LOS ANGELES, June 12 (Xinhua) -- Chinese and American
ping-pong players held a rematch on Thursday to commemorate the ping-pong
diplomacy that saw Sino-U.S. relations normalized.
In the rematch held at the Nixon presidential library
in Yorba Linda, near Los Angeles, the Chinese delegation won three of four
matches against their American counterparts.
China's Liang Geliang, three-time
International Table Tennis Federation champion, shakes hands
with American George Braithwaite, winner of more than 70 table tennis
championships iat the Nixon presidential library in Yorba Linda, near Los
Angeles June 12. Chinese and American ping-pong players held a rematch on
Thursday to commemorate the ping-pong diplomacy that saw Sino-U.S.
relations normalized. (Xinhua Photo)
The outcome of the friendly matches is a reminder
that table tennis is China's national pastime, said Sandy Quinn of the Richard
Nixon Library & Birthplace Foundation.
The two-hour competition started about 10:30 a.m.,
after a colorful ceremony featuring Chinese drummers, lion dancers, acrobats and
other performers. The matches were followed by farewell and awards ceremonies.
More than 350 fans, dignitaries and reporters packed
into the library's White House East Room replica to catch the action that Quinn
said was at its stunning best.
Although the competition was fierce, the emphasis on friendship permeated the day, with the repeated mantra of "Friendship First, Competition Second," Quinn said.
Former Chinese table tennis player Liang Geliang (1st L) displays the calligraphy scroll as a present to George Braithwaite of the U.S. (2nd R) after the exhibition match of "American/Chinese Ping Pong Diplomacy: The Rematch" at the Richard Nixon Presidential Library in California of the United States June 12, 2008. A three-day event commemorating the era of ping-pong diplomacy that ushered in the normalization of U.S.- China relations got under way on Tuesday.(Xinhua Photo)
The morning matches featured top Chinese and American
players, highlighted by the "rematch" between original members of the 1971
teams, China's Liang Geliang, three-time International Table Tennis Federation
champion, and American George Braithwaite, winner of more than 70 table tennis
Although Liang won in four sets in the best-of-five
match, the two men embraced after the match, Quinn said.
Liang said in a prepared statement after the match
that the past 37 years had seen "a lot in the development of China-U.S.
relations in the fields of politics, economy and trade, cultural exchange, etc."
"The understanding and friendship between our two
peoples have been promoted to an unprecedented level," Liang said.
"The upcoming Beijing Olympics is a golden
opportunity for China and countries around the world to promote understanding
and friendship among each other.

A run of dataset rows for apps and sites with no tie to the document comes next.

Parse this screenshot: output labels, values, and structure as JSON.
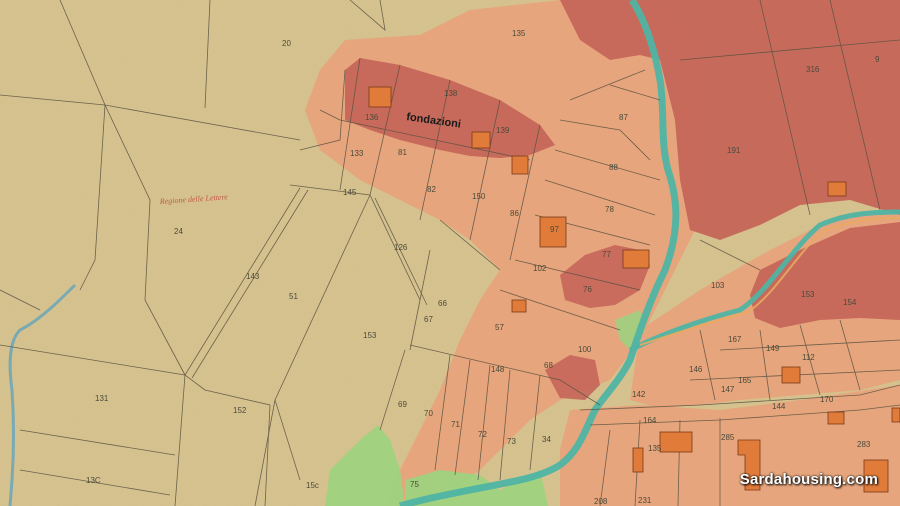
{
  "map": {
    "annotation": "fondazioni",
    "area_label": "Regione delle Lettere",
    "watermark": "Sardahousing.com",
    "colors": {
      "base": "#d8c48f",
      "zone_light": "#e8a27a",
      "zone_dark": "#c5665a",
      "river": "#4fb4a4",
      "green": "#9fd27f",
      "building": "#e07b3a"
    },
    "parcels": [
      {
        "id": "p20",
        "label": "20"
      },
      {
        "id": "p135",
        "label": "135"
      },
      {
        "id": "p136",
        "label": "136"
      },
      {
        "id": "p138",
        "label": "138"
      },
      {
        "id": "p139",
        "label": "139"
      },
      {
        "id": "p133",
        "label": "133"
      },
      {
        "id": "p81",
        "label": "81"
      },
      {
        "id": "p82",
        "label": "82"
      },
      {
        "id": "p145",
        "label": "145"
      },
      {
        "id": "p24",
        "label": "24"
      },
      {
        "id": "p143",
        "label": "143"
      },
      {
        "id": "p51",
        "label": "51"
      },
      {
        "id": "p153a",
        "label": "153"
      },
      {
        "id": "p131",
        "label": "131"
      },
      {
        "id": "p152",
        "label": "152"
      },
      {
        "id": "p130",
        "label": "13C"
      },
      {
        "id": "p150",
        "label": "15c"
      },
      {
        "id": "p126",
        "label": "126"
      },
      {
        "id": "p66",
        "label": "66"
      },
      {
        "id": "p67",
        "label": "67"
      },
      {
        "id": "p69",
        "label": "69"
      },
      {
        "id": "p70",
        "label": "70"
      },
      {
        "id": "p150b",
        "label": "150"
      },
      {
        "id": "p86",
        "label": "86"
      },
      {
        "id": "p87",
        "label": "87"
      },
      {
        "id": "p88",
        "label": "88"
      },
      {
        "id": "p78",
        "label": "78"
      },
      {
        "id": "p97",
        "label": "97"
      },
      {
        "id": "p77",
        "label": "77"
      },
      {
        "id": "p102",
        "label": "102"
      },
      {
        "id": "p76",
        "label": "76"
      },
      {
        "id": "p57",
        "label": "57"
      },
      {
        "id": "p100",
        "label": "100"
      },
      {
        "id": "p148",
        "label": "148"
      },
      {
        "id": "p68",
        "label": "68"
      },
      {
        "id": "p71",
        "label": "71"
      },
      {
        "id": "p72",
        "label": "72"
      },
      {
        "id": "p73",
        "label": "73"
      },
      {
        "id": "p34",
        "label": "34"
      },
      {
        "id": "p75",
        "label": "75"
      },
      {
        "id": "p316",
        "label": "316"
      },
      {
        "id": "p9",
        "label": "9"
      },
      {
        "id": "p191",
        "label": "191"
      },
      {
        "id": "p103",
        "label": "103"
      },
      {
        "id": "p153b",
        "label": "153"
      },
      {
        "id": "p154",
        "label": "154"
      },
      {
        "id": "p167",
        "label": "167"
      },
      {
        "id": "p149",
        "label": "149"
      },
      {
        "id": "p142",
        "label": "142"
      },
      {
        "id": "p146",
        "label": "146"
      },
      {
        "id": "p147",
        "label": "147"
      },
      {
        "id": "p165",
        "label": "165"
      },
      {
        "id": "p112",
        "label": "112"
      },
      {
        "id": "p144",
        "label": "144"
      },
      {
        "id": "p170",
        "label": "170"
      },
      {
        "id": "p164",
        "label": "164"
      },
      {
        "id": "p135b",
        "label": "135"
      },
      {
        "id": "p285",
        "label": "285"
      },
      {
        "id": "p283",
        "label": "283"
      },
      {
        "id": "p208",
        "label": "208"
      },
      {
        "id": "p231",
        "label": "231"
      }
    ]
  }
}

It's my devout hope that both the Chinese and
American players can give a good account of themselves and present us some
The rematch commemorates table tennis competition
between U.S. and Chinese players in 1971 and 1972 that have been credited with
helping thaw Sino-American relations. Pundits of the era coined the term